§ **Supplied records**:
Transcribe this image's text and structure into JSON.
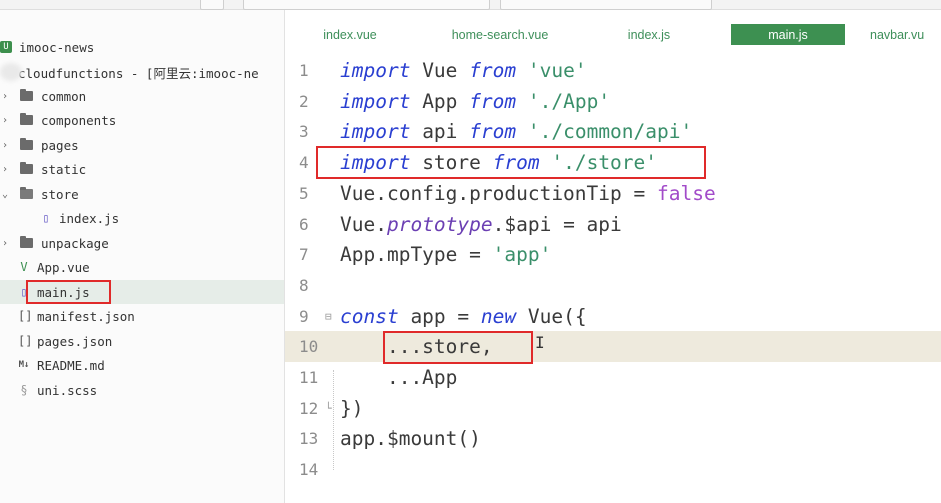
{
  "sidebar": {
    "root": "imooc-news",
    "items": [
      {
        "label": "cloudfunctions - [阿里云:imooc-ne",
        "type": "folder"
      },
      {
        "label": "common",
        "type": "folder"
      },
      {
        "label": "components",
        "type": "folder"
      },
      {
        "label": "pages",
        "type": "folder"
      },
      {
        "label": "static",
        "type": "folder"
      },
      {
        "label": "store",
        "type": "folder-open"
      },
      {
        "label": "index.js",
        "type": "js-file"
      },
      {
        "label": "unpackage",
        "type": "folder"
      },
      {
        "label": "App.vue",
        "type": "vue-file"
      },
      {
        "label": "main.js",
        "type": "js-file"
      },
      {
        "label": "manifest.json",
        "type": "json-file"
      },
      {
        "label": "pages.json",
        "type": "json-file"
      },
      {
        "label": "README.md",
        "type": "md-file"
      },
      {
        "label": "uni.scss",
        "type": "scss-file"
      }
    ]
  },
  "tabs": [
    {
      "label": "index.vue"
    },
    {
      "label": "home-search.vue"
    },
    {
      "label": "index.js"
    },
    {
      "label": "main.js",
      "active": true
    },
    {
      "label": "navbar.vu"
    }
  ],
  "editor": {
    "lines": [
      {
        "n": "1",
        "tokens": [
          [
            "kw",
            "import"
          ],
          [
            "p",
            " Vue "
          ],
          [
            "kw",
            "from"
          ],
          [
            "p",
            " "
          ],
          [
            "str",
            "'vue'"
          ]
        ]
      },
      {
        "n": "2",
        "tokens": [
          [
            "kw",
            "import"
          ],
          [
            "p",
            " App "
          ],
          [
            "kw",
            "from"
          ],
          [
            "p",
            " "
          ],
          [
            "str",
            "'./App'"
          ]
        ]
      },
      {
        "n": "3",
        "tokens": [
          [
            "kw",
            "import"
          ],
          [
            "p",
            " api "
          ],
          [
            "kw",
            "from"
          ],
          [
            "p",
            " "
          ],
          [
            "str",
            "'./common/api'"
          ]
        ]
      },
      {
        "n": "4",
        "tokens": [
          [
            "kw",
            "import"
          ],
          [
            "p",
            " store "
          ],
          [
            "kw",
            "from"
          ],
          [
            "p",
            " "
          ],
          [
            "str",
            "'./store'"
          ]
        ]
      },
      {
        "n": "5",
        "tokens": [
          [
            "p",
            "Vue.config.productionTip = "
          ],
          [
            "bool",
            "false"
          ]
        ]
      },
      {
        "n": "6",
        "tokens": [
          [
            "p",
            "Vue."
          ],
          [
            "prop",
            "prototype"
          ],
          [
            "p",
            ".$api = api"
          ]
        ]
      },
      {
        "n": "7",
        "tokens": [
          [
            "p",
            "App.mpType = "
          ],
          [
            "str",
            "'app'"
          ]
        ]
      },
      {
        "n": "8",
        "tokens": []
      },
      {
        "n": "9",
        "tokens": [
          [
            "kw",
            "const"
          ],
          [
            "p",
            " app = "
          ],
          [
            "kw",
            "new"
          ],
          [
            "p",
            " Vue({"
          ]
        ],
        "fold": "⊟"
      },
      {
        "n": "10",
        "tokens": [
          [
            "p",
            "    ...store,"
          ]
        ],
        "current": true
      },
      {
        "n": "11",
        "tokens": [
          [
            "p",
            "    ...App"
          ]
        ]
      },
      {
        "n": "12",
        "tokens": [
          [
            "p",
            "})"
          ]
        ],
        "fold": "└"
      },
      {
        "n": "13",
        "tokens": [
          [
            "p",
            "app.$mount()"
          ]
        ]
      },
      {
        "n": "14",
        "tokens": []
      }
    ]
  },
  "icons": {
    "folder": "folder-icon",
    "js": "js-file-icon",
    "vue": "vue-file-icon",
    "json": "json-file-icon",
    "md": "markdown-file-icon",
    "scss": "scss-file-icon"
  },
  "colors": {
    "accent": "#3d9051",
    "keyword": "#2a3fd1",
    "string": "#3a8f6a",
    "highlight": "#e02a2a"
  }
}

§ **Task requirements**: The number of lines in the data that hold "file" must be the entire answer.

§ **Result**: 12